EXERCISE REQUIREMENTS: Without changing a character, output all of the records.

DATA UNDER STUDY:
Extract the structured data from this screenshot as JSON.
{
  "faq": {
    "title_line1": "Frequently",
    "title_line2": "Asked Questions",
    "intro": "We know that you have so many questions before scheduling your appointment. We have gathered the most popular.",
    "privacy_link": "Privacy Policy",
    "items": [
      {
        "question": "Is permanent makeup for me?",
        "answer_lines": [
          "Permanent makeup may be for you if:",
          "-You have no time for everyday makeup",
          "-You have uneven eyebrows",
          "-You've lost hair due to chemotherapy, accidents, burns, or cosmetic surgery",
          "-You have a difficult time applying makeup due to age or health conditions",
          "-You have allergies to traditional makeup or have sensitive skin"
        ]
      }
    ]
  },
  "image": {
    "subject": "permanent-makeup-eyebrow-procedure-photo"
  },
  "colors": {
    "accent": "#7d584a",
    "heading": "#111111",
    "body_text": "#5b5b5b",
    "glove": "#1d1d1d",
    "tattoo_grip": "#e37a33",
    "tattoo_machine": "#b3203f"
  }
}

OUTPUT BELOW:
Extract the structured data from this screenshot as JSON.
{
  "faq": {
    "title_line1": "Frequently",
    "title_line2": "Asked Questions",
    "intro": "We know that you have so many questions before scheduling your appointment. We have gathered the most popular.",
    "privacy_link": "Privacy Policy",
    "items": [
      {
        "question": "Is permanent makeup for me?",
        "answer_lines": [
          "Permanent makeup may be for you if:",
          "-You have no time for everyday makeup",
          "-You have uneven eyebrows",
          "-You've lost hair due to chemotherapy, accidents, burns, or cosmetic surgery",
          "-You have a difficult time applying makeup due to age or health conditions",
          "-You have allergies to traditional makeup or have sensitive skin"
        ]
      }
    ]
  },
  "image": {
    "subject": "permanent-makeup-eyebrow-procedure-photo"
  },
  "colors": {
    "accent": "#7d584a",
    "heading": "#111111",
    "body_text": "#5b5b5b",
    "glove": "#1d1d1d",
    "tattoo_grip": "#e37a33",
    "tattoo_machine": "#b3203f"
  }
}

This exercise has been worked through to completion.